Exercise requirements>
Return each line below holding the string "JSON".

Data for analysis>
•••

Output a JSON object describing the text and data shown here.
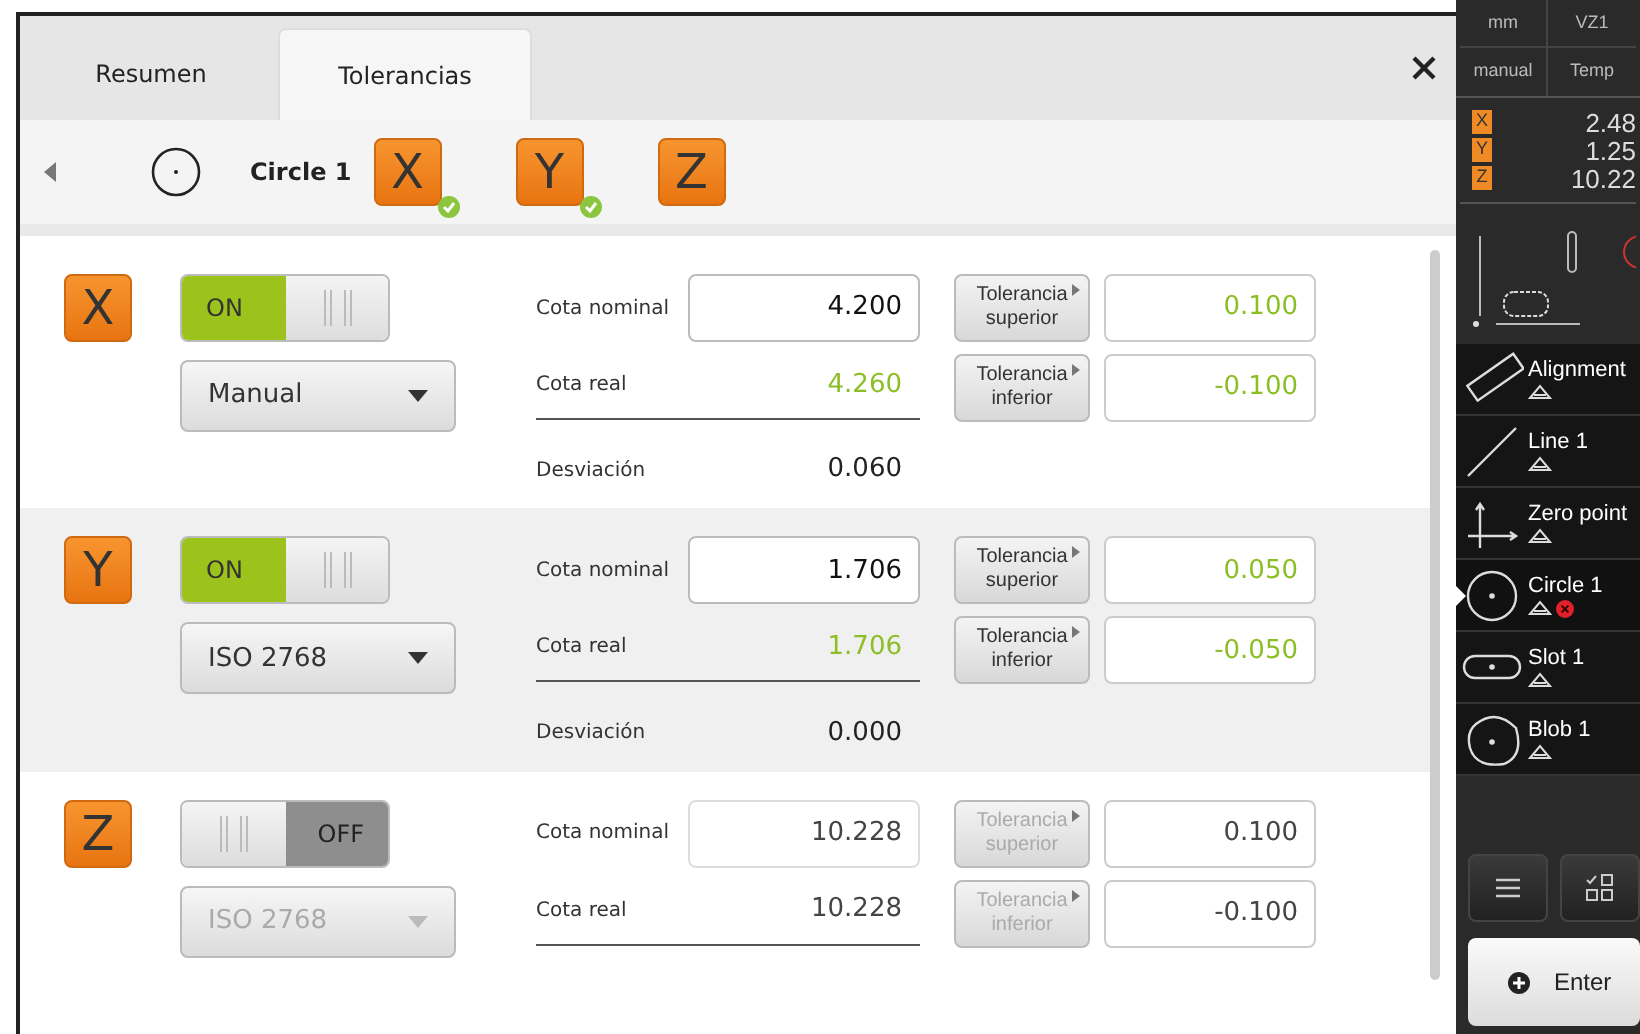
{
  "tabs": [
    {
      "label": "Resumen",
      "selected": false
    },
    {
      "label": "Tolerancias",
      "selected": true
    }
  ],
  "feature": {
    "name": "Circle 1",
    "axes": [
      {
        "label": "X",
        "ok": true
      },
      {
        "label": "Y",
        "ok": true
      },
      {
        "label": "Z",
        "ok": false
      }
    ]
  },
  "rows": [
    {
      "axis": "X",
      "on": true,
      "switch_label": "ON",
      "method": "Manual",
      "nominal_label": "Cota nominal",
      "nominal": "4.200",
      "actual_label": "Cota real",
      "actual": "4.260",
      "deviation_label": "Desviación",
      "deviation": "0.060",
      "upper_label": "Tolerancia superior",
      "upper": "0.100",
      "lower_label": "Tolerancia inferior",
      "lower": "-0.100"
    },
    {
      "axis": "Y",
      "on": true,
      "switch_label": "ON",
      "method": "ISO 2768",
      "nominal_label": "Cota nominal",
      "nominal": "1.706",
      "actual_label": "Cota real",
      "actual": "1.706",
      "deviation_label": "Desviación",
      "deviation": "0.000",
      "upper_label": "Tolerancia superior",
      "upper": "0.050",
      "lower_label": "Tolerancia inferior",
      "lower": "-0.050"
    },
    {
      "axis": "Z",
      "on": false,
      "switch_label": "OFF",
      "method": "ISO 2768",
      "nominal_label": "Cota nominal",
      "nominal": "10.228",
      "actual_label": "Cota real",
      "actual": "10.228",
      "upper_label": "Tolerancia superior",
      "upper": "0.100",
      "lower_label": "Tolerancia inferior",
      "lower": "-0.100"
    }
  ],
  "status": {
    "cells": [
      "mm",
      "VZ1",
      "manual",
      "Temp"
    ]
  },
  "readouts": [
    {
      "axis": "X",
      "value": "2.48"
    },
    {
      "axis": "Y",
      "value": "1.25"
    },
    {
      "axis": "Z",
      "value": "10.22"
    }
  ],
  "features": [
    {
      "name": "Alignment",
      "kind": "alignment",
      "selected": false,
      "error": false
    },
    {
      "name": "Line 1",
      "kind": "line",
      "selected": false,
      "error": false
    },
    {
      "name": "Zero point",
      "kind": "zero",
      "selected": false,
      "error": false
    },
    {
      "name": "Circle 1",
      "kind": "circle",
      "selected": true,
      "error": true
    },
    {
      "name": "Slot 1",
      "kind": "slot",
      "selected": false,
      "error": false
    },
    {
      "name": "Blob 1",
      "kind": "blob",
      "selected": false,
      "error": false
    }
  ],
  "enter": "Enter"
}
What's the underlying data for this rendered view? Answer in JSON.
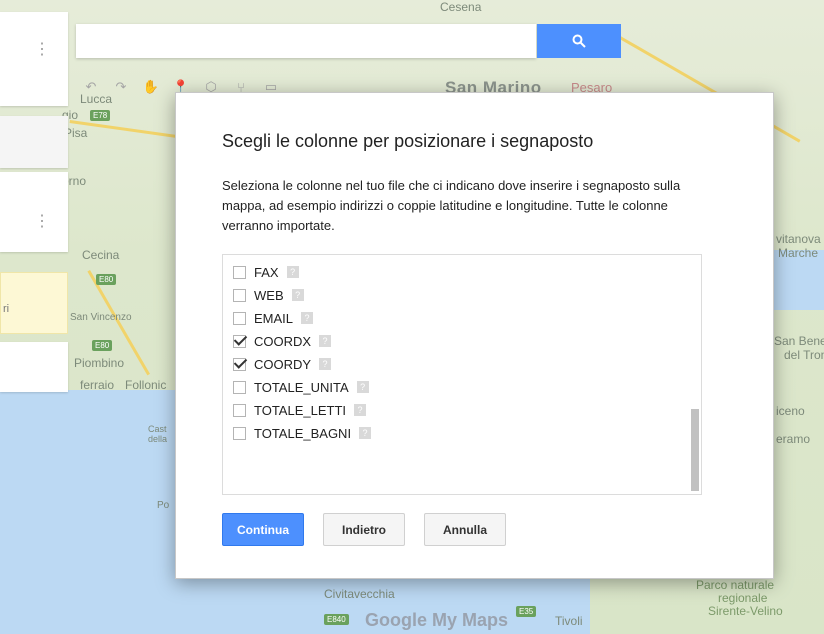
{
  "search": {
    "placeholder": "",
    "button_icon": "search-icon"
  },
  "toolbar": {
    "icons": [
      "undo-icon",
      "redo-icon",
      "hand-icon",
      "marker-icon",
      "shape-icon",
      "route-icon",
      "ruler-icon"
    ]
  },
  "left_panel": {
    "yellow_text": "ri"
  },
  "map_labels": {
    "cesena": "Cesena",
    "san_marino": "San Marino",
    "pesaro": "Pesaro",
    "lucca": "Lucca",
    "pisa": "Pisa",
    "gio": "gio",
    "orno": "orno",
    "cecina": "Cecina",
    "san_vincenzo": "San Vincenzo",
    "piombino": "Piombino",
    "ferraio": "ferraio",
    "follonica": "Follonic",
    "castiglione": "Cast",
    "della": "della",
    "po": "Po",
    "civitavecchia": "Civitavecchia",
    "vitanova": "vitanova",
    "marche": "Marche",
    "san_bened": "San Bened",
    "del_tront": "del Tront",
    "iceno": "iceno",
    "eramo": "eramo",
    "parco": "Parco naturale",
    "regionale": "regionale",
    "sirente": "Sirente-Velino",
    "tivoli": "Tivoli",
    "e78": "E78",
    "e80": "E80",
    "e80b": "E80",
    "e840": "E840",
    "e35": "E35",
    "footer": "Google My Maps"
  },
  "dialog": {
    "title": "Scegli le colonne per posizionare i segnaposto",
    "description": "Seleziona le colonne nel tuo file che ci indicano dove inserire i segnaposto sulla mappa, ad esempio indirizzi o coppie latitudine e longitudine. Tutte le colonne verranno importate.",
    "help_glyph": "?",
    "columns": [
      {
        "label": "FAX",
        "checked": false
      },
      {
        "label": "WEB",
        "checked": false
      },
      {
        "label": "EMAIL",
        "checked": false
      },
      {
        "label": "COORDX",
        "checked": true
      },
      {
        "label": "COORDY",
        "checked": true
      },
      {
        "label": "TOTALE_UNITA",
        "checked": false
      },
      {
        "label": "TOTALE_LETTI",
        "checked": false
      },
      {
        "label": "TOTALE_BAGNI",
        "checked": false
      }
    ],
    "buttons": {
      "continua": "Continua",
      "indietro": "Indietro",
      "annulla": "Annulla"
    }
  },
  "colors": {
    "accent": "#4d90fe",
    "map_land": "#dfe7d4",
    "map_water": "#bcd9f3"
  }
}
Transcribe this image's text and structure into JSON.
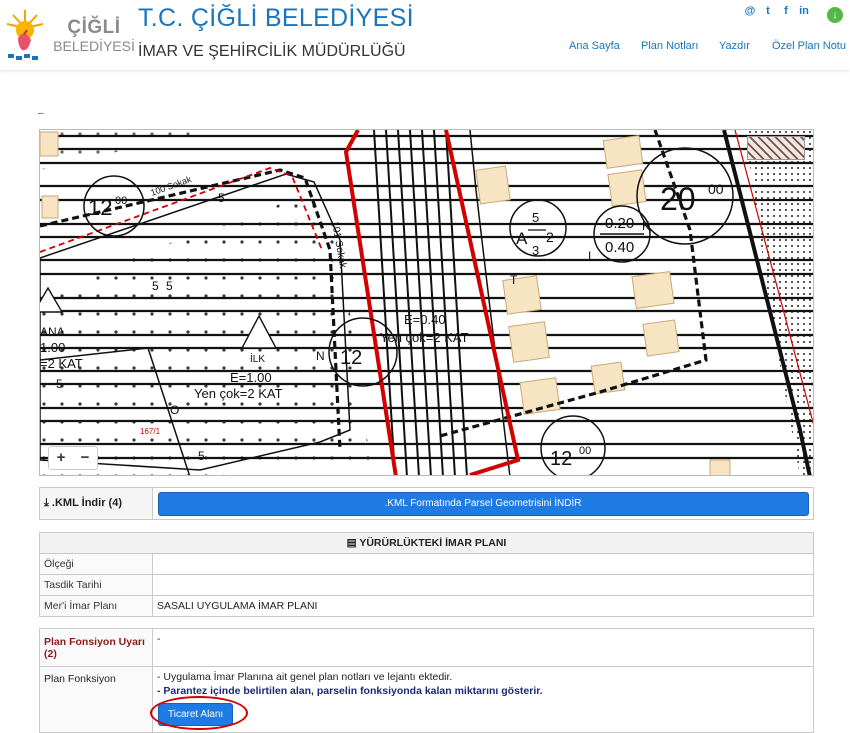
{
  "header": {
    "logo_line1": "ÇİĞLİ",
    "logo_line2": "BELEDİYESİ",
    "title": "T.C. ÇİĞLİ BELEDİYESİ",
    "subtitle": "İMAR VE ŞEHİRCİLİK MÜDÜRLÜĞÜ",
    "social": [
      "@",
      "t",
      "f",
      "in"
    ],
    "social_icons": [
      "email-icon",
      "twitter-icon",
      "facebook-icon",
      "linkedin-icon"
    ],
    "download_icon": "download-icon",
    "nav": [
      "Ana Sayfa",
      "Plan Notları",
      "Yazdır",
      "Özel Plan Notu"
    ]
  },
  "page": {
    "dash": "–"
  },
  "map": {
    "labels": {
      "zone_a": "12",
      "zone_a_sup": "00",
      "zone_b": "20",
      "zone_b_sup": "00",
      "zone_c": "12",
      "zone_c_sup": "00",
      "zone_d": "12",
      "street1": "100 Sokak",
      "street2": "101 Sokak",
      "e_left": "E=1.00",
      "yen_left": "Yen çok=2 KAT",
      "ilk": "İLK",
      "e_mid": "E=0.40",
      "yen_mid": "Yen çok=2 KAT",
      "ratio_top": "0.20",
      "ratio_bot": "0.40",
      "frac_a": "A",
      "frac_num": "5",
      "frac_den": "3",
      "frac_2": "2",
      "left_ana": "ANA",
      "left_e": "1.00",
      "left_kat": "=2 KAT",
      "parcel_1": "167/1",
      "num_5a": "5",
      "num_5b": "5",
      "num_5c": "5",
      "num_5d": "5",
      "num_5e": "5",
      "char_t": "T",
      "char_i": "I",
      "char_k": "K",
      "char_o": "O",
      "char_n": "N"
    },
    "zoom_in": "+",
    "zoom_out": "−"
  },
  "kml": {
    "label": ".KML İndir (4)",
    "label_icon": "download-icon",
    "button": ".KML Formatında Parsel Geometrisini İNDİR"
  },
  "plan": {
    "heading": "YÜRÜRLÜKTEKİ İMAR PLANI",
    "heading_icon": "document-icon",
    "rows": [
      {
        "label": "Ölçeği",
        "value": ""
      },
      {
        "label": "Tasdik Tarihi",
        "value": ""
      },
      {
        "label": "Mer'i İmar Planı",
        "value": "SASALI UYGULAMA İMAR PLANI"
      }
    ]
  },
  "function": {
    "warning_label": "Plan Fonsiyon Uyarı (2)",
    "warning_value": "-",
    "func_label": "Plan Fonksiyon",
    "func_line1": "- Uygulama İmar Planına ait genel plan notları ve lejantı ektedir.",
    "func_line2": "- Parantez içinde belirtilen alan, parselin fonksiyonda kalan miktarını gösterir.",
    "ticaret_button": "Ticaret Alanı"
  },
  "colors": {
    "brand_blue": "#1b75bb",
    "button_blue": "#1e7be3",
    "highlight_red": "#d40000",
    "warning_red": "#8a1a1a",
    "building_fill": "#f7e4c2"
  }
}
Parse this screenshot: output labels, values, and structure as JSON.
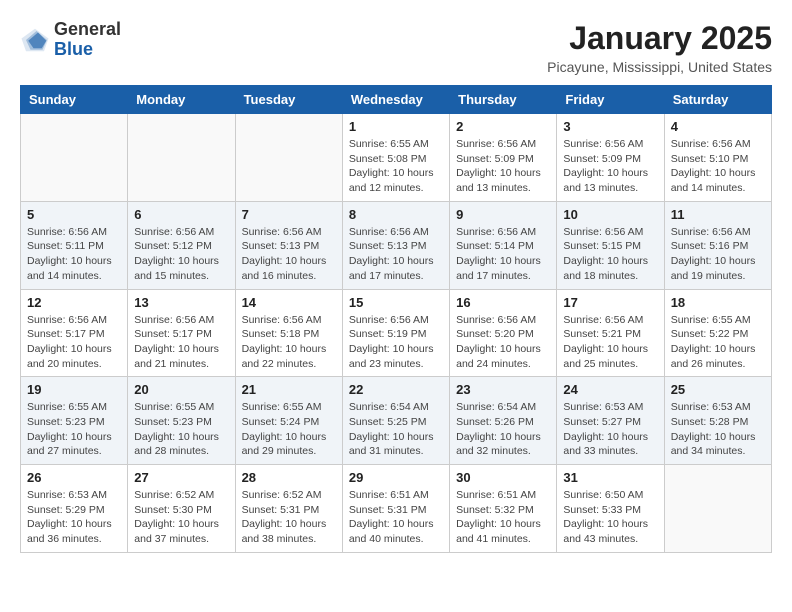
{
  "logo": {
    "general": "General",
    "blue": "Blue"
  },
  "title": "January 2025",
  "subtitle": "Picayune, Mississippi, United States",
  "headers": [
    "Sunday",
    "Monday",
    "Tuesday",
    "Wednesday",
    "Thursday",
    "Friday",
    "Saturday"
  ],
  "weeks": [
    [
      {
        "day": "",
        "info": ""
      },
      {
        "day": "",
        "info": ""
      },
      {
        "day": "",
        "info": ""
      },
      {
        "day": "1",
        "info": "Sunrise: 6:55 AM\nSunset: 5:08 PM\nDaylight: 10 hours\nand 12 minutes."
      },
      {
        "day": "2",
        "info": "Sunrise: 6:56 AM\nSunset: 5:09 PM\nDaylight: 10 hours\nand 13 minutes."
      },
      {
        "day": "3",
        "info": "Sunrise: 6:56 AM\nSunset: 5:09 PM\nDaylight: 10 hours\nand 13 minutes."
      },
      {
        "day": "4",
        "info": "Sunrise: 6:56 AM\nSunset: 5:10 PM\nDaylight: 10 hours\nand 14 minutes."
      }
    ],
    [
      {
        "day": "5",
        "info": "Sunrise: 6:56 AM\nSunset: 5:11 PM\nDaylight: 10 hours\nand 14 minutes."
      },
      {
        "day": "6",
        "info": "Sunrise: 6:56 AM\nSunset: 5:12 PM\nDaylight: 10 hours\nand 15 minutes."
      },
      {
        "day": "7",
        "info": "Sunrise: 6:56 AM\nSunset: 5:13 PM\nDaylight: 10 hours\nand 16 minutes."
      },
      {
        "day": "8",
        "info": "Sunrise: 6:56 AM\nSunset: 5:13 PM\nDaylight: 10 hours\nand 17 minutes."
      },
      {
        "day": "9",
        "info": "Sunrise: 6:56 AM\nSunset: 5:14 PM\nDaylight: 10 hours\nand 17 minutes."
      },
      {
        "day": "10",
        "info": "Sunrise: 6:56 AM\nSunset: 5:15 PM\nDaylight: 10 hours\nand 18 minutes."
      },
      {
        "day": "11",
        "info": "Sunrise: 6:56 AM\nSunset: 5:16 PM\nDaylight: 10 hours\nand 19 minutes."
      }
    ],
    [
      {
        "day": "12",
        "info": "Sunrise: 6:56 AM\nSunset: 5:17 PM\nDaylight: 10 hours\nand 20 minutes."
      },
      {
        "day": "13",
        "info": "Sunrise: 6:56 AM\nSunset: 5:17 PM\nDaylight: 10 hours\nand 21 minutes."
      },
      {
        "day": "14",
        "info": "Sunrise: 6:56 AM\nSunset: 5:18 PM\nDaylight: 10 hours\nand 22 minutes."
      },
      {
        "day": "15",
        "info": "Sunrise: 6:56 AM\nSunset: 5:19 PM\nDaylight: 10 hours\nand 23 minutes."
      },
      {
        "day": "16",
        "info": "Sunrise: 6:56 AM\nSunset: 5:20 PM\nDaylight: 10 hours\nand 24 minutes."
      },
      {
        "day": "17",
        "info": "Sunrise: 6:56 AM\nSunset: 5:21 PM\nDaylight: 10 hours\nand 25 minutes."
      },
      {
        "day": "18",
        "info": "Sunrise: 6:55 AM\nSunset: 5:22 PM\nDaylight: 10 hours\nand 26 minutes."
      }
    ],
    [
      {
        "day": "19",
        "info": "Sunrise: 6:55 AM\nSunset: 5:23 PM\nDaylight: 10 hours\nand 27 minutes."
      },
      {
        "day": "20",
        "info": "Sunrise: 6:55 AM\nSunset: 5:23 PM\nDaylight: 10 hours\nand 28 minutes."
      },
      {
        "day": "21",
        "info": "Sunrise: 6:55 AM\nSunset: 5:24 PM\nDaylight: 10 hours\nand 29 minutes."
      },
      {
        "day": "22",
        "info": "Sunrise: 6:54 AM\nSunset: 5:25 PM\nDaylight: 10 hours\nand 31 minutes."
      },
      {
        "day": "23",
        "info": "Sunrise: 6:54 AM\nSunset: 5:26 PM\nDaylight: 10 hours\nand 32 minutes."
      },
      {
        "day": "24",
        "info": "Sunrise: 6:53 AM\nSunset: 5:27 PM\nDaylight: 10 hours\nand 33 minutes."
      },
      {
        "day": "25",
        "info": "Sunrise: 6:53 AM\nSunset: 5:28 PM\nDaylight: 10 hours\nand 34 minutes."
      }
    ],
    [
      {
        "day": "26",
        "info": "Sunrise: 6:53 AM\nSunset: 5:29 PM\nDaylight: 10 hours\nand 36 minutes."
      },
      {
        "day": "27",
        "info": "Sunrise: 6:52 AM\nSunset: 5:30 PM\nDaylight: 10 hours\nand 37 minutes."
      },
      {
        "day": "28",
        "info": "Sunrise: 6:52 AM\nSunset: 5:31 PM\nDaylight: 10 hours\nand 38 minutes."
      },
      {
        "day": "29",
        "info": "Sunrise: 6:51 AM\nSunset: 5:31 PM\nDaylight: 10 hours\nand 40 minutes."
      },
      {
        "day": "30",
        "info": "Sunrise: 6:51 AM\nSunset: 5:32 PM\nDaylight: 10 hours\nand 41 minutes."
      },
      {
        "day": "31",
        "info": "Sunrise: 6:50 AM\nSunset: 5:33 PM\nDaylight: 10 hours\nand 43 minutes."
      },
      {
        "day": "",
        "info": ""
      }
    ]
  ]
}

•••

Written answer>
Output a JSON object describing the text and data shown here.
What's the underlying data for this rendered view? Answer in JSON.
Transcribe this image's text and structure into JSON.
Parse this screenshot: output labels, values, and structure as JSON.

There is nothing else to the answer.